How to grow an environmentalist

Environmentalists and naturalists are nurtured not born

How do we help children develop a love and deep appreciation for the earth and the world around them? It begins with curiosity and wonder.

All children are born with curiosity about the world. They are natural explorers of their environments. As adults, we can help that spark of curiosity flame into a sense of wonder. Wonder, in this context, is not just asking questions, but it’s marveling at the world around us; it’s being filled with a sense of awe.

The Big Ideas for Little Environmentalists series (Putnam Books; Board; On Sale 3/8/2022; ages 0-3) was conceived from the idea that it’s never too early to start discussions, even with the littlest children, about the world around us and how to get involved.
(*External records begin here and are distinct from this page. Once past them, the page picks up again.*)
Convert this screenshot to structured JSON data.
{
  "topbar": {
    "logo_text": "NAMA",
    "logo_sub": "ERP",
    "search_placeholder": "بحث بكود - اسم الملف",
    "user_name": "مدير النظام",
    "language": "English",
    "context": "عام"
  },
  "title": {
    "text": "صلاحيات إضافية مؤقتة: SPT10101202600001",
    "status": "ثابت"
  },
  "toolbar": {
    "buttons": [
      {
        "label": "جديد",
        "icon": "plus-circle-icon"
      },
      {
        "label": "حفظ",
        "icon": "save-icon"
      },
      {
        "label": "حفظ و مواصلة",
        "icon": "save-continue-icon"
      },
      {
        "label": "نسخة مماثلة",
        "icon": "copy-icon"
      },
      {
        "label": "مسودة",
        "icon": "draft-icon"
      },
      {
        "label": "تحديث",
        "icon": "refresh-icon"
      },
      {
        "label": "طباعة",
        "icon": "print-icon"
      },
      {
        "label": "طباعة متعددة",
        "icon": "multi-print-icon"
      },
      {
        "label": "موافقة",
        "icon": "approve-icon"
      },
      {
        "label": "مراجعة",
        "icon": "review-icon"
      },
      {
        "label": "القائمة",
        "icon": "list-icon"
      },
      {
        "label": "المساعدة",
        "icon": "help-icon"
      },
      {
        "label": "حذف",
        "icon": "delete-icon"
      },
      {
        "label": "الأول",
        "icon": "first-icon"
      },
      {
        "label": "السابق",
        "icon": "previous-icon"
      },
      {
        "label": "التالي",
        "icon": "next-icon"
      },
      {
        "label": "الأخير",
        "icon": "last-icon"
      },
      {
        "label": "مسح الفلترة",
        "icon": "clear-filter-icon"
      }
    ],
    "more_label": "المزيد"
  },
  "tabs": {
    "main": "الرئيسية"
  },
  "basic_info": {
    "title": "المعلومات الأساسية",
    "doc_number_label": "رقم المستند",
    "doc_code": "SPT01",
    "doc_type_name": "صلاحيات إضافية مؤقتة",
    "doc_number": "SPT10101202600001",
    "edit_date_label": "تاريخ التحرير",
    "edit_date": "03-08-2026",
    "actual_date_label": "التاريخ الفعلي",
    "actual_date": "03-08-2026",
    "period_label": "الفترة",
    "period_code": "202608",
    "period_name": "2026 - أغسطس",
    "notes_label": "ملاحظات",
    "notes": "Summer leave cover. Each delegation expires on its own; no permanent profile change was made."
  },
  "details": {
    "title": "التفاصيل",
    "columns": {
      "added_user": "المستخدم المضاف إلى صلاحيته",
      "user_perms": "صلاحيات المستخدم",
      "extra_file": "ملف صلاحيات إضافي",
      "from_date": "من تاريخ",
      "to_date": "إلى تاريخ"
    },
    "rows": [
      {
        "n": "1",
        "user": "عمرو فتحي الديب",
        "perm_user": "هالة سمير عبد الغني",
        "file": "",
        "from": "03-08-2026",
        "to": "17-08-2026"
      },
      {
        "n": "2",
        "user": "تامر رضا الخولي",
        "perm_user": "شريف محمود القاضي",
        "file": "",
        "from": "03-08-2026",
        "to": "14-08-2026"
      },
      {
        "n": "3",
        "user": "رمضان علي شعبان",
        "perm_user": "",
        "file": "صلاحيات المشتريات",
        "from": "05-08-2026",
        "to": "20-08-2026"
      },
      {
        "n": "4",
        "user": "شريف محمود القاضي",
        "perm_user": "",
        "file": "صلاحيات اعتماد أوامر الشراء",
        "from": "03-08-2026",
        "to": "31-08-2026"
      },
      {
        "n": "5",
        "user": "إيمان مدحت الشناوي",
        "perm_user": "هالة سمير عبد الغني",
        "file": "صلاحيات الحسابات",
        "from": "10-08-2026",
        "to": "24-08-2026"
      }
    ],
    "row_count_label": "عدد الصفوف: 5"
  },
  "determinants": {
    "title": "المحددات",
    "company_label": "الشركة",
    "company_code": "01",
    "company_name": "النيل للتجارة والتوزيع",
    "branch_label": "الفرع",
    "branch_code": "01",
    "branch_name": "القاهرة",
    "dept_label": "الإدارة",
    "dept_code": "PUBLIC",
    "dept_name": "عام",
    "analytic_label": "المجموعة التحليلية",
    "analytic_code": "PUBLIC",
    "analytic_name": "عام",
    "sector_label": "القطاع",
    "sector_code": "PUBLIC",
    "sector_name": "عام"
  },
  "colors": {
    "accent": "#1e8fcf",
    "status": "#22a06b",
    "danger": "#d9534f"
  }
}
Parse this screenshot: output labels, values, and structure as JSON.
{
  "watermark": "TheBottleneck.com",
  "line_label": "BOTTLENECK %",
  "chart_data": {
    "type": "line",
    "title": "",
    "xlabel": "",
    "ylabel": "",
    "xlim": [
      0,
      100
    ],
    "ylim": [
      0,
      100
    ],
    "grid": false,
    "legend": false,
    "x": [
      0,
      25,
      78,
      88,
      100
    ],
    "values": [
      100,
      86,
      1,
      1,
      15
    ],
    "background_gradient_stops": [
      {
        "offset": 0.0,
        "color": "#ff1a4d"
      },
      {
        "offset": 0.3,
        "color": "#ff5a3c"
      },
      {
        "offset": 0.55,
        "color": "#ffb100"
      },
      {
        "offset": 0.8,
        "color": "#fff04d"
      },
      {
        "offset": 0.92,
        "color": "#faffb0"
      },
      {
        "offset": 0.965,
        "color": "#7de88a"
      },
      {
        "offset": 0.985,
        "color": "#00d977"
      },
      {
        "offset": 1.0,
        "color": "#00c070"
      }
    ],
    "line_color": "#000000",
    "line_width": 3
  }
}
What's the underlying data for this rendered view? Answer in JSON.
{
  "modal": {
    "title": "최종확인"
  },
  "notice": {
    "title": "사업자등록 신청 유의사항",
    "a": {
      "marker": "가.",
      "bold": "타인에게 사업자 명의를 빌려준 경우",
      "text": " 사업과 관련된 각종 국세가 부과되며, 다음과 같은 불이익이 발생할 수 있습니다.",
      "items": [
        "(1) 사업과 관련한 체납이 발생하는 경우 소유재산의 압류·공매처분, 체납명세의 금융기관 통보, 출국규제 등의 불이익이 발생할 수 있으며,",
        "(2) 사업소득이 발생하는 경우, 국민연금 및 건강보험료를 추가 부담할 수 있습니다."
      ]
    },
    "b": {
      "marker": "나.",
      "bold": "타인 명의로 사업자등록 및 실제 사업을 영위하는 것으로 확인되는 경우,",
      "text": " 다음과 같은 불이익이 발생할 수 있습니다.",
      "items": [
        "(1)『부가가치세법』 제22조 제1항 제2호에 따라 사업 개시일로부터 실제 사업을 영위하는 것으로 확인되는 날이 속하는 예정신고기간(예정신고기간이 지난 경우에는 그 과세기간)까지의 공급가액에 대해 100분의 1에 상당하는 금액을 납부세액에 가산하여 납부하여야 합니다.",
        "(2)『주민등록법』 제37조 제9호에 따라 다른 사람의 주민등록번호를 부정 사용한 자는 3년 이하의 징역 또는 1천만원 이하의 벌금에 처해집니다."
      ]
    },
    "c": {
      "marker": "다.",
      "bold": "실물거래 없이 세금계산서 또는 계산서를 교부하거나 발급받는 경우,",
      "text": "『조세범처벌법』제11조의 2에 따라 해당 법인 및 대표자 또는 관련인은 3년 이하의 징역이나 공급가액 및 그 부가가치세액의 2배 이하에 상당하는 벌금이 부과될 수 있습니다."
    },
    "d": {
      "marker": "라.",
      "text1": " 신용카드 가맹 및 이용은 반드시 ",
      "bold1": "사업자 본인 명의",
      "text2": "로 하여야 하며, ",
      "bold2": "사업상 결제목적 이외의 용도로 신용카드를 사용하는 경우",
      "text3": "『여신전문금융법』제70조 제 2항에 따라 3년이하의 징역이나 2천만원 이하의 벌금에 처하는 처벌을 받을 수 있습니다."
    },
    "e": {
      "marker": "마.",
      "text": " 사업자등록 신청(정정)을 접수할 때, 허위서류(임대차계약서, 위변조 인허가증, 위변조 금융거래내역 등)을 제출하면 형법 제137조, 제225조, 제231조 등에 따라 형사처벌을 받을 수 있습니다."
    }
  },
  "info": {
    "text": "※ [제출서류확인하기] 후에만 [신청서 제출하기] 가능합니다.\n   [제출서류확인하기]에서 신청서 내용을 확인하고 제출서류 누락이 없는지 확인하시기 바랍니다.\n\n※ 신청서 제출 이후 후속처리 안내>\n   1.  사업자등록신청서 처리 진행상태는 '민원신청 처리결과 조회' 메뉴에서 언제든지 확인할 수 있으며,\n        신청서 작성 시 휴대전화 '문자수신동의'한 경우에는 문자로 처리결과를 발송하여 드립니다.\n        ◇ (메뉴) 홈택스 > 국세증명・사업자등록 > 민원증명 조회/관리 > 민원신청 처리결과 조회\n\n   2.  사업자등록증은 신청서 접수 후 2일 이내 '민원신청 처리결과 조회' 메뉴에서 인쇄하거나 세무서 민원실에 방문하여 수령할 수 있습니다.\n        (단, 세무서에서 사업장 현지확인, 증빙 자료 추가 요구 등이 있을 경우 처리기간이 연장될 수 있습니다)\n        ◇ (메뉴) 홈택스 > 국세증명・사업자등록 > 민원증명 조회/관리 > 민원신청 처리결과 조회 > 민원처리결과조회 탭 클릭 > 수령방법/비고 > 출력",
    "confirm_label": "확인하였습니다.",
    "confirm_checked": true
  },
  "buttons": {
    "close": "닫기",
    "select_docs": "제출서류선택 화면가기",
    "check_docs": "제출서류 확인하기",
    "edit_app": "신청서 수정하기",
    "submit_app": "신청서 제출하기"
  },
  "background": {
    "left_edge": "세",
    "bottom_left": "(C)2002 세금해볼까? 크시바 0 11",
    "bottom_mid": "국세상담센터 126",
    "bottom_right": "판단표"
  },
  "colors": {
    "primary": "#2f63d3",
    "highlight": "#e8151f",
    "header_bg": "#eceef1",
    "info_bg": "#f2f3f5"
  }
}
The first four books in the series -- CONSERVATION WITH JANE GOODALL, RESTORATION WITH WANGARI MAATHAI, PRESERVATION WITH ALDO LEOPOLD, and ECOSYSTEMS WITH RACHEL CARSON -- each share the story of a famous naturalist or environmentalist to inspire curiosity and wonder.

When you examine the lives of these figures, you find a common thread. At a young age, they were filled with curiosity about their world, and that curiosity was modeled, shared, and nurtured by a significant adult in their life.

Wonder, passion, curiosity, are all contagious.

Rachel Carson’s mother took long walks with her, often stopping to identify the call of birds, to draw pictures and make up stories about what they encountered.

Photo credit - Diana Rebman

When Aldo Leopold, the father of wildlife ecology, was encouraged by his mother to keep a journal of his thoughts and feelings on nature. He wrote at age 11, "I like the wren best of all birds. We had 13 nests of wrens in our yard last summer. We hatched 120 young wrens. I like wrens because they do more good than almost any other bird."

New ideas and innovations come from wonder and so does empathy. Curiosity takes a child beyond themselves to experience another’s point of view. To care about other people, animals, and the land, you must be curious about them. Asking questions and being curious helps children move from an egocentric view of the world to an empathetic view.

When Jane Goodall was very small her father gave her a toy chimpanzee, in honor of a baby chimpanzee born at the London Zoo. They wondered and learned about the chimp together. She read books about Dr. Doolittle and Tarzan.

Wangari Maathai's family decided to send her to school at a time and in a place when it was uncommon for girls to be educated. They encouraged her to be curious and learn as much as possible about the world.

As adults sometimes we can become so burdened by the dailiness of life that we forget to be curious and lose our sense of wonder.

Here are eight practical ways you can inspire curiosity and wonder in your child’s life and reignite it in your own.

Feed the curiosity beast: Start a wonder box and fill it with wonderful discoveries. Rocks, bird’s nests, seeds, drawings, and photos.

Play and explore together: in your own backyard or a city park. Shared discoveries bring the most joy.

Seek out and explore wild places: the wilderness or a vacant lot. How is it different than a planned environment? What do you notice?

Learn together: share your questions with your child and together search for answers. It’s good for children to know that we should all be lifelong learners and that there is always more to be curious about.

Ask big questions: then listen and comment on childrens’ answers. Talk about how what it means to be a caretaker of the earth. Brainstorm ways we can care for the land and animals and each other.

Build reflection into your day: At the end of the day or over a meal, talk about the most interesting thing you discovered today.

Model curiosity: Be interested in people, places, and ideas. Ask questions about other countries and cultures.

Share what you love: books, poetry, music, science experiments, art. What creates wonder?

The Big Ideas For Little Environmentalists books are a starting place for important conversations. They examine, in child friendly language, the big ideas that sparked renowned environmentalists to take action. The books’ open-ended questions and detailed illustrations are designed to ignite curiosity. Start the conversation early!

Maureen McQuerry is an award-winning children's author, poet, and teacher. Maureen McQuerry is the author of four novels, 2 board book series, and 2 nonfiction books. Her books have been selected for YALSA best fiction, ALA best book, Bank Street Best Books, and sold in 5 languages. Maureen taught for 20 years and was the McAuliffe fellow for WA state in 2000. Maureen lives on an island near Seattle with her husband, a hive full of bees and four chicken sisters. Find her at